For those of you that would expect the PL-380 would wipe the floor with the RQ-SW20, considering the Panasonic's SRF-M37W-like selectivity, I think you will be quite surprised. There were several stations that I could hear quite well on the Panasonic that were completely buried under the Tecsun's 50dBu noise floor.

So, it looks like the PL-380 isn't cutting it for me. :( Also the tuning knob has broken more than once, AND I would like a sensitive AND selective vertically-oriented radio with multiple bandwidths. Also I want to listen to stations that are virtually impossible to receive with my Panasonic... and some places that's because it's within a couple 10kHz channels of a strong local that on the SRF-M37 would be heard +/-500kHz just as strong as on its channel.
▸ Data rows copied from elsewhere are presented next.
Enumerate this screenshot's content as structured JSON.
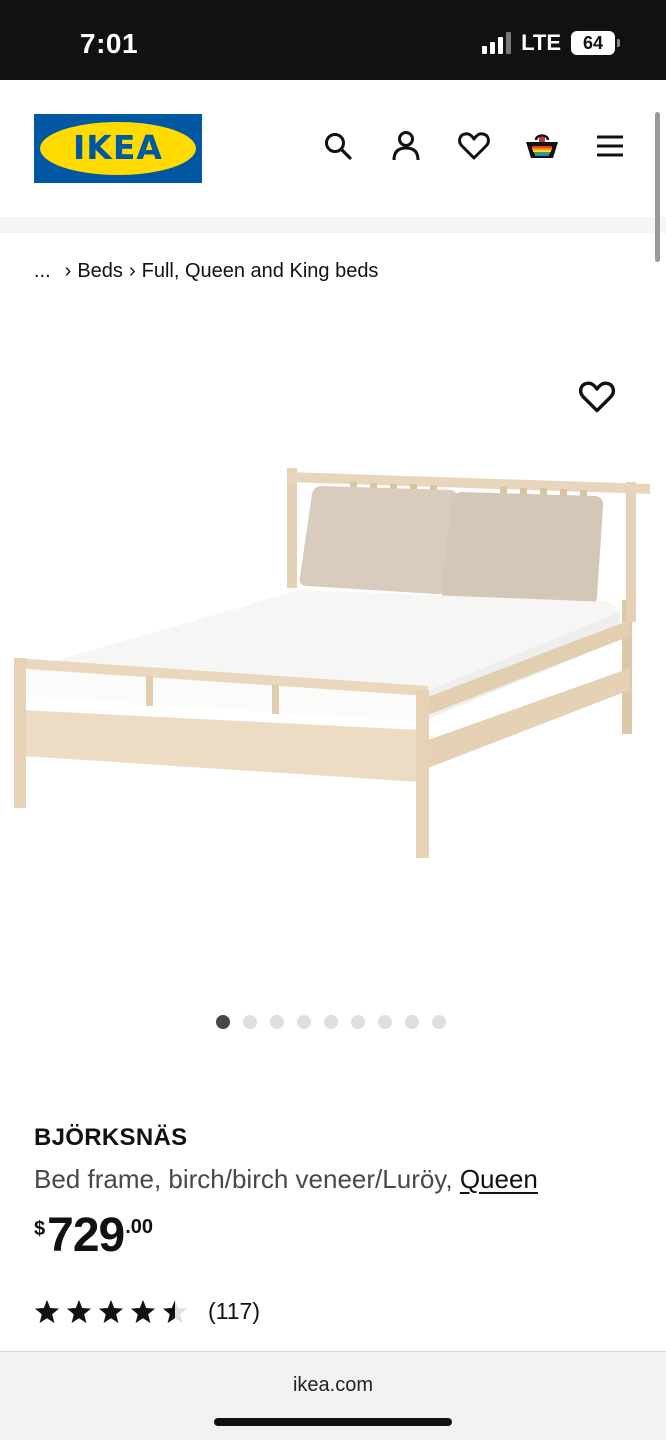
{
  "status_bar": {
    "time": "7:01",
    "network": "LTE",
    "battery": "64"
  },
  "header": {
    "logo_text": "IKEA",
    "icons": [
      "search-icon",
      "account-icon",
      "heart-icon",
      "cart-icon",
      "menu-icon"
    ]
  },
  "breadcrumb": {
    "ellipsis": "...",
    "items": [
      "Beds",
      "Full, Queen and King beds"
    ]
  },
  "gallery": {
    "image_alt": "BJÖRKSNÄS bed frame product photo",
    "dot_count": 9,
    "active_index": 0
  },
  "product": {
    "name": "BJÖRKSNÄS",
    "description": "Bed frame, birch/birch veneer/Luröy, ",
    "size": "Queen",
    "price_currency": "$",
    "price_integer": "729",
    "price_decimal": ".00",
    "rating_value": 4.5,
    "rating_max": 5,
    "review_count": "(117)"
  },
  "browser": {
    "url": "ikea.com"
  },
  "colors": {
    "ikea_blue": "#0058a3",
    "ikea_yellow": "#ffdb00",
    "wood": "#e8d6bc",
    "cushion": "#d8ccc0"
  }
}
Any ideas what else I should look for? I don't want to use a plug-in loopstick for walk-about listening, and I would like multiple bandwidths (so I can select narrow like 1kHz for a weak TA (I'm about 10-15 mi from the Pacific) 1kHz away from a 50kW IBOC local 0.1km away, or wide like 10kHz for listening to a C-Quam Stereo local when I happen to be near one. Also I would want good sensitivity, but it would need to be with as efficient of a loopstick for its size as possible, as I really can't put a radio more than about 4" wide, 5" tall, 1" thick or so in my pocket. The PL-380 will fit in there, but it will either be awkward, or the antenna will be oriented wrong.

I'm hoping I can use the PL-380 as a bedside clock radio, though... BUT... one station I would want to wake up to is almost buried under a 39dBu noise floor from a strong 10kW local 6 miles away on 1130 (it's there, but very faint, well under the soft mute threshold even in 1kHz mode, indicating 0dB SNR), AND the tuning knob is broken (again!). :(

Should I just give up on ULR or radio in general? :|